As in many City Companies, the membership of the Founders was divided into two main classes, namely those admitted to the Livery and a much larger number known as the "Yeomanry" or "Commonalty" who remained outside it.
Between the years 1498 and 1568, the combined membership averaged between 80 and 90, which included a few "sisters" who were probably widows and some "Journeymen Strangers", mostly refugees from France. Then, as now, there were three methods of admission to the Livery, namely by patrimony, being the son of a free Founder at the time of birth; by servitude, or apprenticeship to a member; and by redemption or purchase.
The fact that a minority in the Livery exercised control over a majority in the Yeomanry, who were practising craftsmen of independent habits, inevitably led to friction. This was aggravated by the growing predominance in the Livery as time went on of merchants, as distinct from craftsmen, whose rise to office as Master, Wardens or Court Assistants was resented by the main body of small working founders.
Open revolt broke out in 1651, under the revolutionary influence of Cromwell's triumph and the execution of Charles I, when 16 persons presented a petition on behalf of the Commonalty to the new Government. They complained that "we have for many years been extremely trodden and kept under foot by the power and will of the Master, Wardens, and Assistants", and they attached a list of grievances alleging that these office-holders carried on the affairs of the Company without the knowledge or consent of the Yeomanry, which was expected to obey the rules while having no part in their formulation.

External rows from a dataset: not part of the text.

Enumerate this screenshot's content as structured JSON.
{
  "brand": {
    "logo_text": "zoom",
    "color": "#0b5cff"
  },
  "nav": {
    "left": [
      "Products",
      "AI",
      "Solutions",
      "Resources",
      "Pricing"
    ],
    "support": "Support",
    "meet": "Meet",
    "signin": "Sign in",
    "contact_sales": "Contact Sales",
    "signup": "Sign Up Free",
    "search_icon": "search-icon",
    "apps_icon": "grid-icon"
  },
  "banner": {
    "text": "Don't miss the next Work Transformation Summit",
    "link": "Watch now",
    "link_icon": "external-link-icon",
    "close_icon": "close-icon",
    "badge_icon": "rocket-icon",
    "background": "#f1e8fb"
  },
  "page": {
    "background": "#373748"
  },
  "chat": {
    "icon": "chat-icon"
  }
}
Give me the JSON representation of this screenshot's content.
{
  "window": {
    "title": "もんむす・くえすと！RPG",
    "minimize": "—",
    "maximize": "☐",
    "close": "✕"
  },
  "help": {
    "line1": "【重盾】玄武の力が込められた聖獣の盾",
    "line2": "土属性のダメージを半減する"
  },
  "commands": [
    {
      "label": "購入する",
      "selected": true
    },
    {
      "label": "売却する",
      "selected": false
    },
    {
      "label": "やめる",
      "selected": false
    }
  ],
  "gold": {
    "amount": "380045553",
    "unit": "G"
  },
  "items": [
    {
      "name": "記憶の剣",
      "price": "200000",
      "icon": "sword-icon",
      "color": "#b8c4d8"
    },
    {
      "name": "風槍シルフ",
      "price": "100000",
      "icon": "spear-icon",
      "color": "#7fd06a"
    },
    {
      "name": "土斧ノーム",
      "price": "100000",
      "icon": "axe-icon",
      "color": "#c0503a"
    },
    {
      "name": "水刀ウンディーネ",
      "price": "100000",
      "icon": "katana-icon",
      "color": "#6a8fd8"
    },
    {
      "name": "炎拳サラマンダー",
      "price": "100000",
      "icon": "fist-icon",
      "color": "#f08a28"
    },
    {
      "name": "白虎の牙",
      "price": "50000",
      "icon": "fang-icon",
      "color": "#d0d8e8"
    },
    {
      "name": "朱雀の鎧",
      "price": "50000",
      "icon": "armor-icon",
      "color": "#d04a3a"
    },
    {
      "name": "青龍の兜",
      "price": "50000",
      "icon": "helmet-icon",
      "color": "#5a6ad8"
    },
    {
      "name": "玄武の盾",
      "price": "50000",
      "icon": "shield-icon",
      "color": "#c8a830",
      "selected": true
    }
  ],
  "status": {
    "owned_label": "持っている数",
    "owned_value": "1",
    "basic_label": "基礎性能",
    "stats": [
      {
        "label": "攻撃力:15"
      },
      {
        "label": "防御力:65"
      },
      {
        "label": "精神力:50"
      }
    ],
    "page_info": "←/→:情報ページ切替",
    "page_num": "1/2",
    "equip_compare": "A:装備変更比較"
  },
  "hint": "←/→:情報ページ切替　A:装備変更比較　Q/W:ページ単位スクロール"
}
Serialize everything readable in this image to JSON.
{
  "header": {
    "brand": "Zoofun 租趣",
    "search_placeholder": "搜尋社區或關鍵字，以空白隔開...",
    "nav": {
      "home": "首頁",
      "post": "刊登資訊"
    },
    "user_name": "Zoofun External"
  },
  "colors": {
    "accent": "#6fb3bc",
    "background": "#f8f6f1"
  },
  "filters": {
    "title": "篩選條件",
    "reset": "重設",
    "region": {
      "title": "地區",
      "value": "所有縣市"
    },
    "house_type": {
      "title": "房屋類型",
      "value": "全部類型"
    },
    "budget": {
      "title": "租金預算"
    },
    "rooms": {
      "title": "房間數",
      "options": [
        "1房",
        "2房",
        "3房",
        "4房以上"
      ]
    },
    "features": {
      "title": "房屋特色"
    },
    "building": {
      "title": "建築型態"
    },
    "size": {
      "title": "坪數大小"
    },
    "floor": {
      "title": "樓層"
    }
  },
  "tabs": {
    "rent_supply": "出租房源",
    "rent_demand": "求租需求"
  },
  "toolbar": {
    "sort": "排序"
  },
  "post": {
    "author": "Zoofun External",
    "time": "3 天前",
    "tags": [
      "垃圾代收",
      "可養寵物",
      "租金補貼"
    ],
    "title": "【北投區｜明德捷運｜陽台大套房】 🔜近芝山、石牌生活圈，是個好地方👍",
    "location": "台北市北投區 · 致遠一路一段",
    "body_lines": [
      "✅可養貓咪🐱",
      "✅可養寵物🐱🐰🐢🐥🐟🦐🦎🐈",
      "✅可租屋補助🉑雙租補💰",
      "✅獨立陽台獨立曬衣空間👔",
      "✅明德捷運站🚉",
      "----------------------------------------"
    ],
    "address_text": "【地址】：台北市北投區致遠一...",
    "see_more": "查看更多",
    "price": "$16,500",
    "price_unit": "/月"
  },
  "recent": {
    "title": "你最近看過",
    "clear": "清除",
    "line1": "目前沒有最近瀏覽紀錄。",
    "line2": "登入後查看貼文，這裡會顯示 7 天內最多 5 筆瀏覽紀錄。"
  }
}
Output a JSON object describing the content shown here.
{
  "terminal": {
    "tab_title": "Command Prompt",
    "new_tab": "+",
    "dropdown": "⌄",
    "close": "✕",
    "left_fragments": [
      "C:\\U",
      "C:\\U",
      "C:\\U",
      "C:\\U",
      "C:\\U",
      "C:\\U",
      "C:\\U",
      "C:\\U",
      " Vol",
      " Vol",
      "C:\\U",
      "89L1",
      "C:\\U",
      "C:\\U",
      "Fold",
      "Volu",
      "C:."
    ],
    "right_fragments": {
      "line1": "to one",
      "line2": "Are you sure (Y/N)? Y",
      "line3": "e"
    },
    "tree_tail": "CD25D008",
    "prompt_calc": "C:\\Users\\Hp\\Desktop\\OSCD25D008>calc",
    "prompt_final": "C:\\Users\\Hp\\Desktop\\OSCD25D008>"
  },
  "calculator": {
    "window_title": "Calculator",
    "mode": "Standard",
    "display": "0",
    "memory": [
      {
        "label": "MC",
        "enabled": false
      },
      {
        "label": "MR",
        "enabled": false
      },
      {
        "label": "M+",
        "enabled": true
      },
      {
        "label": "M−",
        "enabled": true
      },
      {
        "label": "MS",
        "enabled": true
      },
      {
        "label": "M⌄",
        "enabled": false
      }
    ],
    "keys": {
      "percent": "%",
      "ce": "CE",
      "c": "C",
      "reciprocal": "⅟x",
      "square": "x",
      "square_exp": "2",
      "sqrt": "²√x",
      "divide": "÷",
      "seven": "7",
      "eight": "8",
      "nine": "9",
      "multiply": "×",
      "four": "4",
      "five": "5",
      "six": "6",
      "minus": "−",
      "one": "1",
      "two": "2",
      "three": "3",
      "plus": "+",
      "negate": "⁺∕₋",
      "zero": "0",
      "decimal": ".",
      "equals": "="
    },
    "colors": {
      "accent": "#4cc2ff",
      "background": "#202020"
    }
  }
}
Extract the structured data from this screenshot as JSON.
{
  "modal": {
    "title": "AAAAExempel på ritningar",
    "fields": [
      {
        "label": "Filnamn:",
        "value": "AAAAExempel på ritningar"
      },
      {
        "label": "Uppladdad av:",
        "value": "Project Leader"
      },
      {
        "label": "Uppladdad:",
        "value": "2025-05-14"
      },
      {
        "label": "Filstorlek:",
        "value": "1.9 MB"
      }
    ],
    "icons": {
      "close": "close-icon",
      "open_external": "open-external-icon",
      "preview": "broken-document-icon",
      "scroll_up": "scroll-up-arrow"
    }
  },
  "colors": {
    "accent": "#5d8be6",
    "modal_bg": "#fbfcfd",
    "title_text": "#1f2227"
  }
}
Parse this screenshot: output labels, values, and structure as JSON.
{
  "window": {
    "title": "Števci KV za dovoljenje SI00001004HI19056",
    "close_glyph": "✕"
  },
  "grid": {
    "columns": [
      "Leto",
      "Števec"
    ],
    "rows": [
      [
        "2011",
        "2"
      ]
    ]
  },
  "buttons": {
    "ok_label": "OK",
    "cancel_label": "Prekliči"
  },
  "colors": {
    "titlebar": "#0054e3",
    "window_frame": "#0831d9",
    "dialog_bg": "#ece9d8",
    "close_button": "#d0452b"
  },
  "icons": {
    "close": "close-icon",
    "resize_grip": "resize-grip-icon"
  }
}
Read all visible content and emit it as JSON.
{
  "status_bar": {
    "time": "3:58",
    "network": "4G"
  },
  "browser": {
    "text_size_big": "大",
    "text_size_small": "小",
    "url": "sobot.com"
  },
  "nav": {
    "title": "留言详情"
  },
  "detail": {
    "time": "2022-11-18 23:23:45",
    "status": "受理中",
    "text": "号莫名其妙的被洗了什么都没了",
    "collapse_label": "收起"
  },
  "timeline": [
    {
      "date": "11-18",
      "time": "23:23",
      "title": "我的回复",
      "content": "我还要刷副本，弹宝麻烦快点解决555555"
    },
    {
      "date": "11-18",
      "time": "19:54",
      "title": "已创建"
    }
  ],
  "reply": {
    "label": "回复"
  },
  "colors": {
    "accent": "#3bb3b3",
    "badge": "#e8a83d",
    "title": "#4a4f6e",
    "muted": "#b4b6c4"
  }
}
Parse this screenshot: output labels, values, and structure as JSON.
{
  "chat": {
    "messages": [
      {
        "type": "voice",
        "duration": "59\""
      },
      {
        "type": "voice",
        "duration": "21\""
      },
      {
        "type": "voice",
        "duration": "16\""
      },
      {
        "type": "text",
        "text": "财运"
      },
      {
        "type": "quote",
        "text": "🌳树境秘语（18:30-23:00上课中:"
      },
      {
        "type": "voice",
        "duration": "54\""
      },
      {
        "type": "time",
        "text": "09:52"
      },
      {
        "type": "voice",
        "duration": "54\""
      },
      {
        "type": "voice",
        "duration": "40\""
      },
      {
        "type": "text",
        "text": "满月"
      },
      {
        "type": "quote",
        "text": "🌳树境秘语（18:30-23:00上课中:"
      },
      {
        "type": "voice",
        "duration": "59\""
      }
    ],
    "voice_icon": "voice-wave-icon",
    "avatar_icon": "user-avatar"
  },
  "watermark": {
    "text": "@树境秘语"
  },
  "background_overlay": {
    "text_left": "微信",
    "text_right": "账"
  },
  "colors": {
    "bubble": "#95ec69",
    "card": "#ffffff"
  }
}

There may well have been good grounds for such complaints, but the petitioners also resorted to political denunciation, alleging that: "The major part of them (the Court) are notoriously disaffected to the present Government and upon all opportunities have manifested their malignity in words and deeds particularly in choosing one Mr. Pilchard, Upper Warden this present year, being a man twice sequestered for delinquency and served the late King at Oxford during the wars. Not much good to be expected from Men so qualified."
The Court defended itself vigorously against these charges by what it called"perverse, proud, and peevish minds" and claimed that its officers had strictly adhered to the Charter and custom of the Company. It also declared that there was not a man on the Court of Assistants who had not given or lent to Parliament and willingly accepted its orders. The Court also charged the rebel ringleaders with refusing to pay their contributions to poor relief and inciting others to default as well. It must have been warm work while it lasted, but unfortunately no record survives of the outcome.
A further source of trouble was the claim asserted by the Company, and dating back to its Ordinances in 1365, that all brass founders working in the City must belong to the Company and obey its rules. This right is also implied in the Charter of 1614 and explicitly reaffirmed by an Order of Common Council in 1753.
There was some sturdy opposition and, as late as 1807, a certain F. J. Bouchet, having been summoned to take up his Livery, "threw the summons at the Beadle and behaved with great indecency and insolence to the Court". The Court seems to have shown a good deal of restraint and commonsense in remitting penalties against offenders who pleaded difficulties due to poverty or illness.
It was not until 1831, however, that a Committee of the Court resolved "that it does not appear by the Charter that the Court can compel Founders to take up their Freedom in this Company".
The Company may well have been glad to abandon claims that it was finding increasingly difficult to justify or enforce.